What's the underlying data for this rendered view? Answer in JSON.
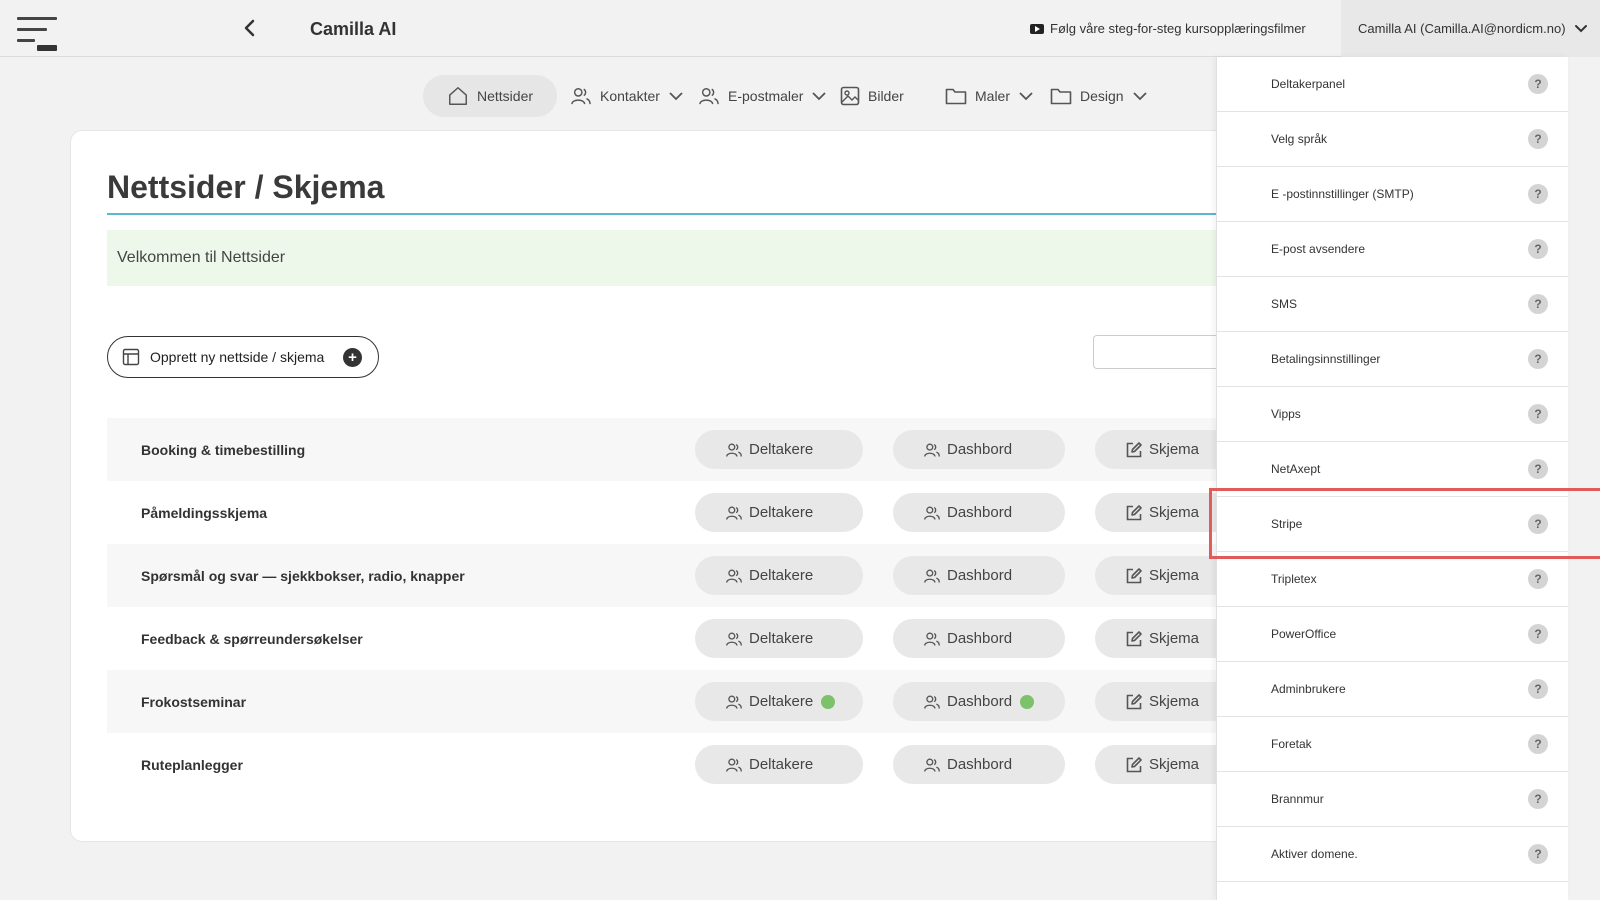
{
  "app": {
    "title": "Camilla AI"
  },
  "header": {
    "tutorial_link": "Følg våre steg-for-steg kursopplæringsfilmer",
    "user_label": "Camilla AI (Camilla.AI@nordicm.no)"
  },
  "nav": {
    "items": [
      {
        "label": "Nettsider",
        "icon": "home-icon",
        "active": true
      },
      {
        "label": "Kontakter",
        "icon": "users-icon",
        "dropdown": true
      },
      {
        "label": "E-postmaler",
        "icon": "users-icon",
        "dropdown": true
      },
      {
        "label": "Bilder",
        "icon": "image-icon"
      },
      {
        "label": "Maler",
        "icon": "folder-icon",
        "dropdown": true
      },
      {
        "label": "Design",
        "icon": "folder-icon",
        "dropdown": true
      }
    ]
  },
  "main": {
    "title": "Nettsider / Skjema",
    "welcome": "Velkommen til Nettsider",
    "create_button": "Opprett ny nettside / skjema",
    "search_placeholder": "",
    "rows": [
      {
        "name": "Booking & timebestilling",
        "btn1": "Deltakere",
        "btn2": "Dashbord",
        "btn3": "Skjema"
      },
      {
        "name": "Påmeldingsskjema",
        "btn1": "Deltakere",
        "btn2": "Dashbord",
        "btn3": "Skjema"
      },
      {
        "name": "Spørsmål og svar — sjekkbokser, radio, knapper",
        "btn1": "Deltakere",
        "btn2": "Dashbord",
        "btn3": "Skjema"
      },
      {
        "name": "Feedback & spørreundersøkelser",
        "btn1": "Deltakere",
        "btn2": "Dashbord",
        "btn3": "Skjema"
      },
      {
        "name": "Frokostseminar",
        "btn1": "Deltakere",
        "btn2": "Dashbord",
        "btn3": "Skjema"
      },
      {
        "name": "Ruteplanlegger",
        "btn1": "Deltakere",
        "btn2": "Dashbord",
        "btn3": "Skjema"
      }
    ]
  },
  "settings_menu": {
    "help_symbol": "?",
    "items": [
      "Deltakerpanel",
      "Velg språk",
      "E -postinnstillinger (SMTP)",
      "E-post avsendere",
      "SMS",
      "Betalingsinnstillinger",
      "Vipps",
      "NetAxept",
      "Stripe",
      "Tripletex",
      "PowerOffice",
      "Adminbrukere",
      "Foretak",
      "Brannmur",
      "Aktiver domene."
    ]
  },
  "colors": {
    "accent_rule": "#56b8d6",
    "highlight": "#e15b5b",
    "status_dot": "#7cc26a",
    "welcome_bg": "#eef8ea"
  }
}
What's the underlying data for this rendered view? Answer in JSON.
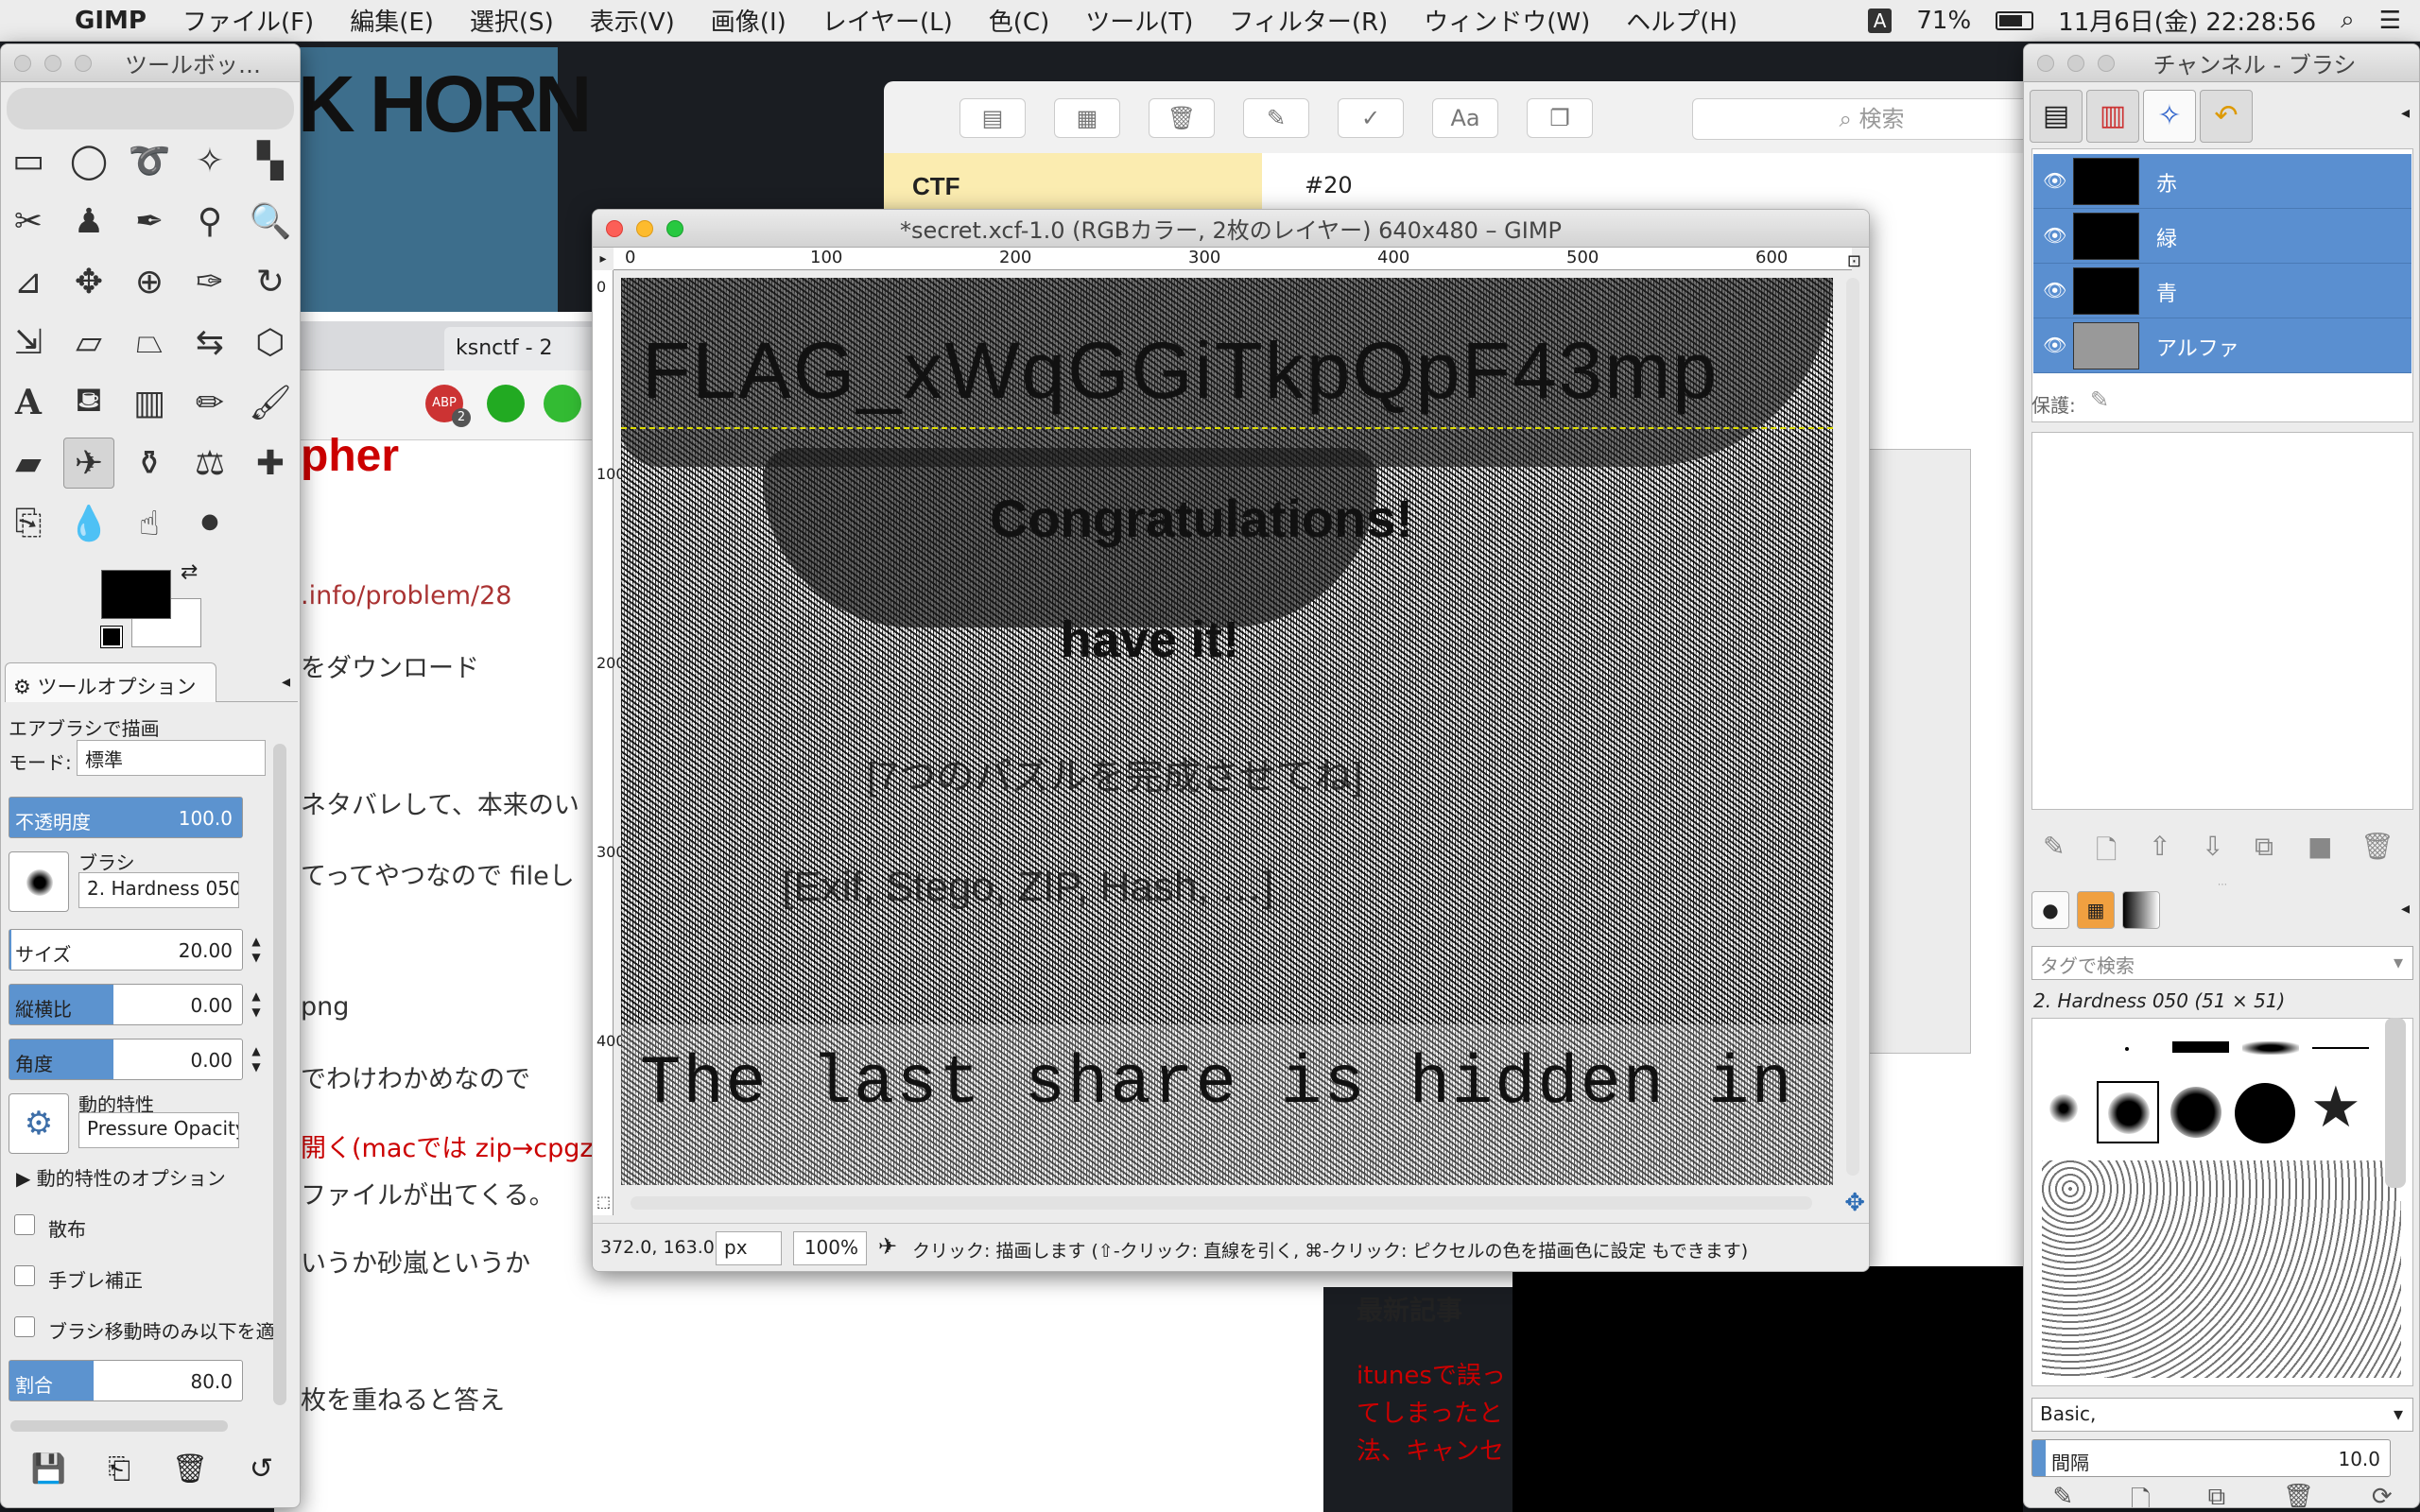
{
  "menubar": {
    "app": "GIMP",
    "items": [
      "ファイル(F)",
      "編集(E)",
      "選択(S)",
      "表示(V)",
      "画像(I)",
      "レイヤー(L)",
      "色(C)",
      "ツール(T)",
      "フィルター(R)",
      "ウィンドウ(W)",
      "ヘルプ(H)"
    ],
    "ime": "A",
    "battery": "71%",
    "clock": "11月6日(金) 22:28:56"
  },
  "background": {
    "logo_text": "K HORN",
    "tab_label": "ksnctf - 2",
    "abp_badge": "2",
    "heading": "pher",
    "link": ".info/problem/28",
    "lines": [
      "をダウンロード",
      "ネタバレして、本来のい",
      "てってやつなので fileし",
      "png",
      "でわけわかめなので",
      "ファイルが出てくる。",
      "いうか砂嵐というか",
      "枚を重ねると答え"
    ],
    "line_red": "開く(macでは zip→cpgz→",
    "notes_side": "CTF",
    "notes_title": "#20",
    "notes_search": "検索",
    "sidebar_heading": "最新記事",
    "sidebar_links": [
      "itunesで誤っ",
      "てしまったと",
      "法、キャンセ"
    ]
  },
  "toolbox": {
    "title": "ツールボッ…",
    "options_tab": "ツールオプション",
    "tool_name": "エアブラシで描画",
    "mode_label": "モード:",
    "mode_value": "標準",
    "opacity_label": "不透明度",
    "opacity_value": "100.0",
    "brush_label": "ブラシ",
    "brush_value": "2. Hardness 050",
    "size_label": "サイズ",
    "size_value": "20.00",
    "aspect_label": "縦横比",
    "aspect_value": "0.00",
    "angle_label": "角度",
    "angle_value": "0.00",
    "dynamics_label": "動的特性",
    "dynamics_value": "Pressure Opacity",
    "dynamics_options": "動的特性のオプション",
    "scatter": "散布",
    "smooth": "手ブレ補正",
    "motion_only": "ブラシ移動時のみ以下を適",
    "rate_label": "割合",
    "rate_value": "80.0",
    "opacity_fill": 1.0,
    "rate_fill": 0.8
  },
  "image_window": {
    "title": "*secret.xcf-1.0 (RGBカラー, 2枚のレイヤー) 640x480 – GIMP",
    "ruler_h": [
      "0",
      "100",
      "200",
      "300",
      "400",
      "500",
      "600"
    ],
    "ruler_v": [
      "0",
      "100",
      "200",
      "300",
      "400"
    ],
    "canvas_text": {
      "flag": "FLAG_xWqGGiTkpQpF43mp",
      "congrats": "Congratulations!",
      "have_it": "have it!",
      "line_a": "[7つのパズルを完成させてね]",
      "line_b": "[Exif, Stego, ZIP, Hash, …]",
      "last": "The last share is hidden in the ZIP"
    },
    "coords": "372.0, 163.0",
    "unit": "px",
    "zoom": "100%",
    "status": "クリック: 描画します (⇧-クリック: 直線を引く, ⌘-クリック: ピクセルの色を描画色に設定 もできます)"
  },
  "channels": {
    "title": "チャンネル - ブラシ",
    "rows": [
      {
        "name": "赤"
      },
      {
        "name": "緑"
      },
      {
        "name": "青"
      },
      {
        "name": "アルファ"
      }
    ],
    "lock_label": "保護:",
    "tag_search": "タグで検索",
    "brush_name": "2. Hardness 050 (51 × 51)",
    "preset": "Basic,",
    "spacing_label": "間隔",
    "spacing_value": "10.0"
  },
  "colors": {
    "selection": "#5a8fd0",
    "link_red": "#cc0000"
  }
}
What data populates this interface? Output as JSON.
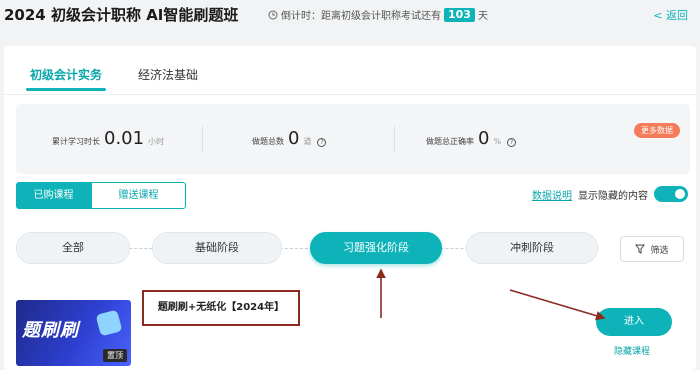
{
  "header": {
    "title": "2024 初级会计职称 AI智能刷题班",
    "countdown_prefix": "倒计时：距离初级会计职称考试还有",
    "countdown_days": "103",
    "countdown_suffix": "天",
    "back_label": "< 返回"
  },
  "tabs": [
    {
      "label": "初级会计实务",
      "active": true
    },
    {
      "label": "经济法基础",
      "active": false
    }
  ],
  "stats": {
    "study_time": {
      "label": "累计学习时长",
      "value": "0.01",
      "unit": "小时"
    },
    "questions_done": {
      "label": "做题总数",
      "value": "0",
      "unit": "道"
    },
    "accuracy": {
      "label": "做题总正确率",
      "value": "0",
      "unit": "%"
    },
    "more_label": "更多数据",
    "help_icon_glyph": "?"
  },
  "segments": [
    {
      "label": "已购课程",
      "active": true
    },
    {
      "label": "赠送课程",
      "active": false
    }
  ],
  "links": {
    "data_explain": "数据说明",
    "show_hidden": "显示隐藏的内容"
  },
  "stages": [
    {
      "label": "全部",
      "active": false
    },
    {
      "label": "基础阶段",
      "active": false
    },
    {
      "label": "习题强化阶段",
      "active": true
    },
    {
      "label": "冲刺阶段",
      "active": false
    }
  ],
  "filter_label": "筛选",
  "course": {
    "thumb_text": "题刷刷",
    "pinned_badge": "置顶",
    "name": "题刷刷+无纸化【2024年】",
    "enter_label": "进入",
    "hide_label": "隐藏课程"
  },
  "colors": {
    "accent": "#0db3b8",
    "orange": "#f47c5a",
    "annotation": "#8b2a1f"
  }
}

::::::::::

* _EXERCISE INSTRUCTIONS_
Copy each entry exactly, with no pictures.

* _EXERCISE RESPONSE_
What's the underlying data for this rendered view? Answer in JSON.
{
  "app": {
    "title": "Camilla AI"
  },
  "header": {
    "tutorial_link": "Følg våre steg-for-steg kursopplæringsfilmer",
    "user_label": "Camilla AI (Camilla.AI@nordicm.no)"
  },
  "nav": {
    "items": [
      {
        "label": "Nettsider",
        "icon": "home-icon",
        "active": true
      },
      {
        "label": "Kontakter",
        "icon": "users-icon",
        "dropdown": true
      },
      {
        "label": "E-postmaler",
        "icon": "users-icon",
        "dropdown": true
      },
      {
        "label": "Bilder",
        "icon": "image-icon"
      },
      {
        "label": "Maler",
        "icon": "folder-icon",
        "dropdown": true
      },
      {
        "label": "Design",
        "icon": "folder-icon",
        "dropdown": true
      }
    ]
  },
  "main": {
    "title": "Nettsider / Skjema",
    "welcome": "Velkommen til Nettsider",
    "create_button": "Opprett ny nettside / skjema",
    "search_placeholder": "",
    "rows": [
      {
        "name": "Booking & timebestilling",
        "btn1": "Deltakere",
        "btn2": "Dashbord",
        "btn3": "Skjema"
      },
      {
        "name": "Påmeldingsskjema",
        "btn1": "Deltakere",
        "btn2": "Dashbord",
        "btn3": "Skjema"
      },
      {
        "name": "Spørsmål og svar — sjekkbokser, radio, knapper",
        "btn1": "Deltakere",
        "btn2": "Dashbord",
        "btn3": "Skjema"
      },
      {
        "name": "Feedback & spørreundersøkelser",
        "btn1": "Deltakere",
        "btn2": "Dashbord",
        "btn3": "Skjema"
      },
      {
        "name": "Frokostseminar",
        "btn1": "Deltakere",
        "btn2": "Dashbord",
        "btn3": "Skjema"
      },
      {
        "name": "Ruteplanlegger",
        "btn1": "Deltakere",
        "btn2": "Dashbord",
        "btn3": "Skjema"
      }
    ]
  },
  "settings_menu": {
    "help_symbol": "?",
    "items": [
      "Deltakerpanel",
      "Velg språk",
      "E -postinnstillinger (SMTP)",
      "E-post avsendere",
      "SMS",
      "Betalingsinnstillinger",
      "Vipps",
      "NetAxept",
      "Stripe",
      "Tripletex",
      "PowerOffice",
      "Adminbrukere",
      "Foretak",
      "Brannmur",
      "Aktiver domene."
    ]
  },
  "colors": {
    "accent_rule": "#56b8d6",
    "highlight": "#e15b5b",
    "status_dot": "#7cc26a",
    "welcome_bg": "#eef8ea"
  }
}
What's the underlying data for this rendered view? Answer in JSON.
{
  "menubar": {
    "app": "GIMP",
    "items": [
      "ファイル(F)",
      "編集(E)",
      "選択(S)",
      "表示(V)",
      "画像(I)",
      "レイヤー(L)",
      "色(C)",
      "ツール(T)",
      "フィルター(R)",
      "ウィンドウ(W)",
      "ヘルプ(H)"
    ],
    "ime": "A",
    "battery": "71%",
    "clock": "11月6日(金) 22:28:56"
  },
  "background": {
    "logo_text": "K HORN",
    "tab_label": "ksnctf - 2",
    "abp_badge": "2",
    "heading": "pher",
    "link": ".info/problem/28",
    "lines": [
      "をダウンロード",
      "ネタバレして、本来のい",
      "てってやつなので fileし",
      "png",
      "でわけわかめなので",
      "ファイルが出てくる。",
      "いうか砂嵐というか",
      "枚を重ねると答え"
    ],
    "line_red": "開く(macでは zip→cpgz→",
    "notes_side": "CTF",
    "notes_title": "#20",
    "notes_search": "検索",
    "sidebar_heading": "最新記事",
    "sidebar_links": [
      "itunesで誤っ",
      "てしまったと",
      "法、キャンセ"
    ]
  },
  "toolbox": {
    "title": "ツールボッ…",
    "options_tab": "ツールオプション",
    "tool_name": "エアブラシで描画",
    "mode_label": "モード:",
    "mode_value": "標準",
    "opacity_label": "不透明度",
    "opacity_value": "100.0",
    "brush_label": "ブラシ",
    "brush_value": "2. Hardness 050",
    "size_label": "サイズ",
    "size_value": "20.00",
    "aspect_label": "縦横比",
    "aspect_value": "0.00",
    "angle_label": "角度",
    "angle_value": "0.00",
    "dynamics_label": "動的特性",
    "dynamics_value": "Pressure Opacity",
    "dynamics_options": "動的特性のオプション",
    "scatter": "散布",
    "smooth": "手ブレ補正",
    "motion_only": "ブラシ移動時のみ以下を適",
    "rate_label": "割合",
    "rate_value": "80.0",
    "opacity_fill": 1.0,
    "rate_fill": 0.8
  },
  "image_window": {
    "title": "*secret.xcf-1.0 (RGBカラー, 2枚のレイヤー) 640x480 – GIMP",
    "ruler_h": [
      "0",
      "100",
      "200",
      "300",
      "400",
      "500",
      "600"
    ],
    "ruler_v": [
      "0",
      "100",
      "200",
      "300",
      "400"
    ],
    "canvas_text": {
      "flag": "FLAG_xWqGGiTkpQpF43mp",
      "congrats": "Congratulations!",
      "have_it": "have it!",
      "line_a": "[7つのパズルを完成させてね]",
      "line_b": "[Exif, Stego, ZIP, Hash, …]",
      "last": "The last share is hidden in the ZIP"
    },
    "coords": "372.0, 163.0",
    "unit": "px",
    "zoom": "100%",
    "status": "クリック: 描画します (⇧-クリック: 直線を引く, ⌘-クリック: ピクセルの色を描画色に設定 もできます)"
  },
  "channels": {
    "title": "チャンネル - ブラシ",
    "rows": [
      {
        "name": "赤"
      },
      {
        "name": "緑"
      },
      {
        "name": "青"
      },
      {
        "name": "アルファ"
      }
    ],
    "lock_label": "保護:",
    "tag_search": "タグで検索",
    "brush_name": "2. Hardness 050 (51 × 51)",
    "preset": "Basic,",
    "spacing_label": "間隔",
    "spacing_value": "10.0"
  },
  "colors": {
    "selection": "#5a8fd0",
    "link_red": "#cc0000"
  }
}
What data populates this interface? Output as JSON.
{
  "header": {
    "title": "2024 初级会计职称 AI智能刷题班",
    "countdown_prefix": "倒计时：距离初级会计职称考试还有",
    "countdown_days": "103",
    "countdown_suffix": "天",
    "back_label": "< 返回"
  },
  "tabs": [
    {
      "label": "初级会计实务",
      "active": true
    },
    {
      "label": "经济法基础",
      "active": false
    }
  ],
  "stats": {
    "study_time": {
      "label": "累计学习时长",
      "value": "0.01",
      "unit": "小时"
    },
    "questions_done": {
      "label": "做题总数",
      "value": "0",
      "unit": "道"
    },
    "accuracy": {
      "label": "做题总正确率",
      "value": "0",
      "unit": "%"
    },
    "more_label": "更多数据",
    "help_icon_glyph": "?"
  },
  "segments": [
    {
      "label": "已购课程",
      "active": true
    },
    {
      "label": "赠送课程",
      "active": false
    }
  ],
  "links": {
    "data_explain": "数据说明",
    "show_hidden": "显示隐藏的内容"
  },
  "stages": [
    {
      "label": "全部",
      "active": false
    },
    {
      "label": "基础阶段",
      "active": false
    },
    {
      "label": "习题强化阶段",
      "active": true
    },
    {
      "label": "冲刺阶段",
      "active": false
    }
  ],
  "filter_label": "筛选",
  "course": {
    "thumb_text": "题刷刷",
    "pinned_badge": "置顶",
    "name": "题刷刷+无纸化【2024年】",
    "enter_label": "进入",
    "hide_label": "隐藏课程"
  },
  "colors": {
    "accent": "#0db3b8",
    "orange": "#f47c5a",
    "annotation": "#8b2a1f"
  }
}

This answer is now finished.